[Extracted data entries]
______

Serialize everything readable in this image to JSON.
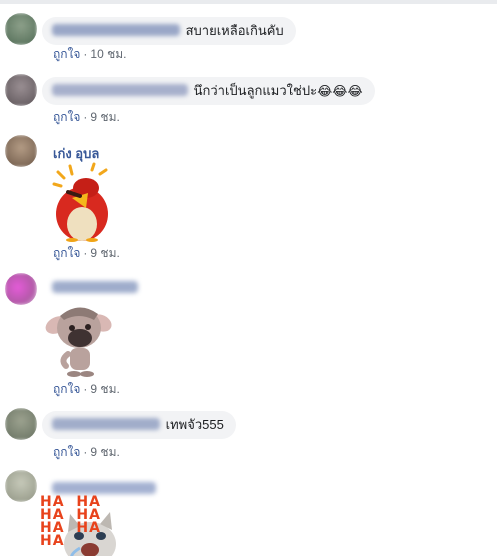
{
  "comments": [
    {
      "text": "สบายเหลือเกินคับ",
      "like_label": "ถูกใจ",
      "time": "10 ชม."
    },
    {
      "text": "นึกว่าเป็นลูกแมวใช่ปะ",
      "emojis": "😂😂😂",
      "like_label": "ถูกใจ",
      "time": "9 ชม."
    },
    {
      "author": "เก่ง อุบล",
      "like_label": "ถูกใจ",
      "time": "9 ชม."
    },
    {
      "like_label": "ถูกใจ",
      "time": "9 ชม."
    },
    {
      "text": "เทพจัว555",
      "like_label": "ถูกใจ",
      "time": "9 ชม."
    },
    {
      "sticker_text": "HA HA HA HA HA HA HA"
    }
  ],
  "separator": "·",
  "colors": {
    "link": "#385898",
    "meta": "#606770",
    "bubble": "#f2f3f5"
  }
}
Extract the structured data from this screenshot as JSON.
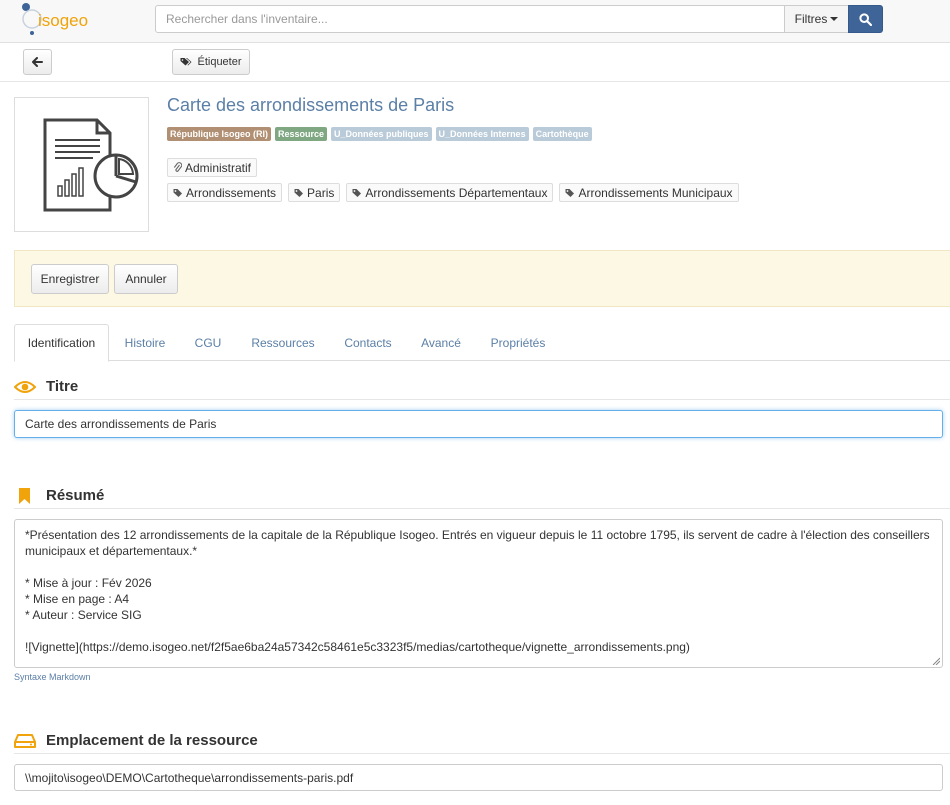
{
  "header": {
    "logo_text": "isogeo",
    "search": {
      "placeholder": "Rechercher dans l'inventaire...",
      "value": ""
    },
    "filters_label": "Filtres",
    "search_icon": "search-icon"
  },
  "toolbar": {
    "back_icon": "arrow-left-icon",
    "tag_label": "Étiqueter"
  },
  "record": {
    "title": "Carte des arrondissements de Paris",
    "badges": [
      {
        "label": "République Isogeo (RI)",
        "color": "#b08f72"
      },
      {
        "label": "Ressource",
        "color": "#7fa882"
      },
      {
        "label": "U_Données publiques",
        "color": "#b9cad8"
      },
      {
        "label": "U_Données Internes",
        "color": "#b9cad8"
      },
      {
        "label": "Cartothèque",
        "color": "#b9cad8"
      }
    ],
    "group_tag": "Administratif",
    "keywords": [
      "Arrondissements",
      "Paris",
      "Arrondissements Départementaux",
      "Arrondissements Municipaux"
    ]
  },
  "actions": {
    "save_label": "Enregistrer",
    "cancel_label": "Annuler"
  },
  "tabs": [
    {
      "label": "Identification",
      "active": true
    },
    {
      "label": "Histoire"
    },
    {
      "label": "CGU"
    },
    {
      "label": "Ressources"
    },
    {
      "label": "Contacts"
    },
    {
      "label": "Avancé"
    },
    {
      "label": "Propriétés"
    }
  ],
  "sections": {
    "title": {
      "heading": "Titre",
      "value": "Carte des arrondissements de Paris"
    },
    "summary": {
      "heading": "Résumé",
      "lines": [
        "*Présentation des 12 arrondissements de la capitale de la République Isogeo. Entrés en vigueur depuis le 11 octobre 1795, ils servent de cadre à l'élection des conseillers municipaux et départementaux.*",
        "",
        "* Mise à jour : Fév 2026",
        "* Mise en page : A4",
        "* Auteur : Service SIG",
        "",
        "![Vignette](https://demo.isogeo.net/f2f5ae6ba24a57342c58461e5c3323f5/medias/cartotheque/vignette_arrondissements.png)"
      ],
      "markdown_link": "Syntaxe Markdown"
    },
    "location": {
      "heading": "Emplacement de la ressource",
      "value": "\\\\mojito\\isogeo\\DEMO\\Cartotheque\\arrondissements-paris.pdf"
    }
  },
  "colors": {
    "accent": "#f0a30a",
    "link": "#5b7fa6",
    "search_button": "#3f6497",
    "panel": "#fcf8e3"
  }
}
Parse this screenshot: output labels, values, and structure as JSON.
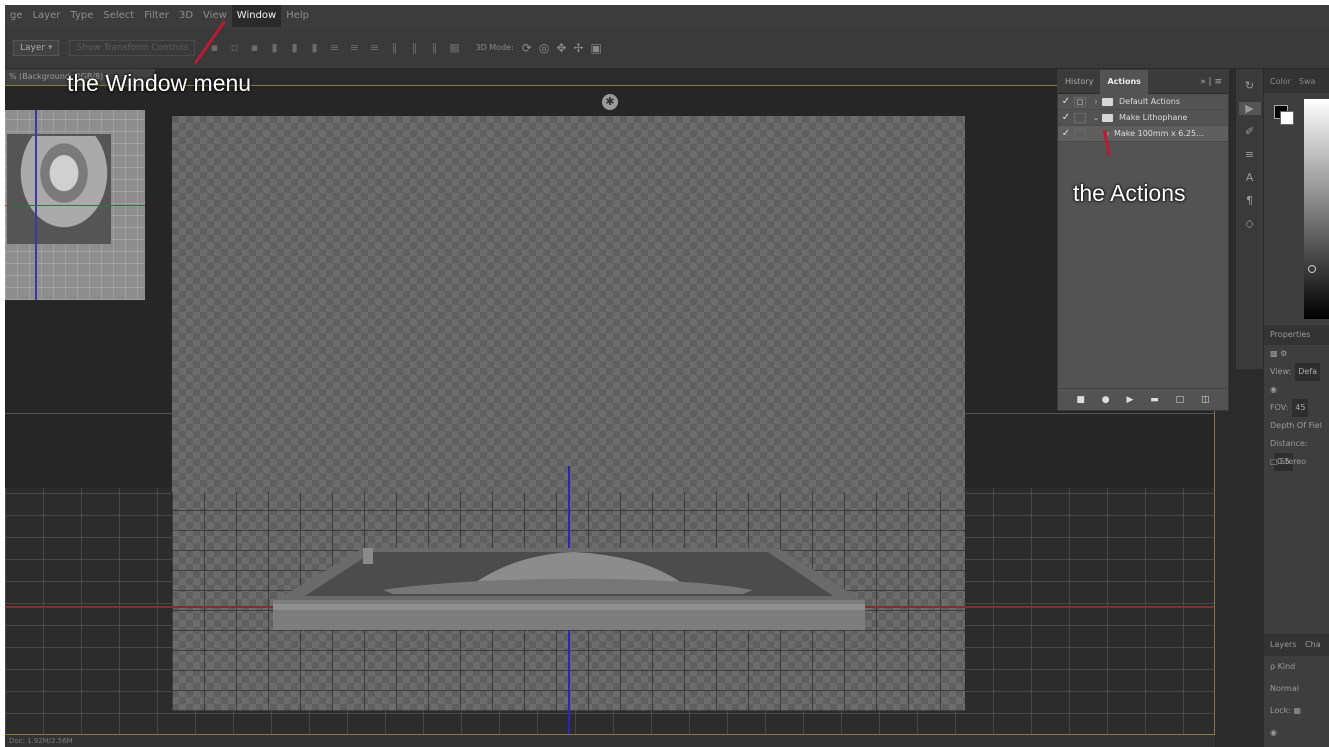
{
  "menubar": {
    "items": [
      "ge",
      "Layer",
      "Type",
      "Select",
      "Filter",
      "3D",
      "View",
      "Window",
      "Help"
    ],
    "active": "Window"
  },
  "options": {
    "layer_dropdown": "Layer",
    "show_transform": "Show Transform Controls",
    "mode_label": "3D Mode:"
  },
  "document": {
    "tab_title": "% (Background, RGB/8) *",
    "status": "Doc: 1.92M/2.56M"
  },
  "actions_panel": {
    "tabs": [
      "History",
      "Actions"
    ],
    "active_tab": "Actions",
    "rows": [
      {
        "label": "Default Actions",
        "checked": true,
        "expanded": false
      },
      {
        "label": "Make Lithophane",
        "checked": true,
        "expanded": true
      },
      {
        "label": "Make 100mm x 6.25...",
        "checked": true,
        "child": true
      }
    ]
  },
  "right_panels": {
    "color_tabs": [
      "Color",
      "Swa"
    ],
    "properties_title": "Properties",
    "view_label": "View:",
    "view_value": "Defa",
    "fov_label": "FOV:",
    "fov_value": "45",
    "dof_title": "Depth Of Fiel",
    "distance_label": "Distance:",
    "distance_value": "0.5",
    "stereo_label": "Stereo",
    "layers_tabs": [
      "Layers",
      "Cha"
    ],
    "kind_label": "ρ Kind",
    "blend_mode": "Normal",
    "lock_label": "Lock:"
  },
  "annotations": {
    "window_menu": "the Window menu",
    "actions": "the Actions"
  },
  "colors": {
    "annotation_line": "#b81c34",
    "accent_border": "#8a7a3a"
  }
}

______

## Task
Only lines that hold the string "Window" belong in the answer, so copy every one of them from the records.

## Output below
      "Window",
    "active": "Window"
    "window_menu": "the Window menu",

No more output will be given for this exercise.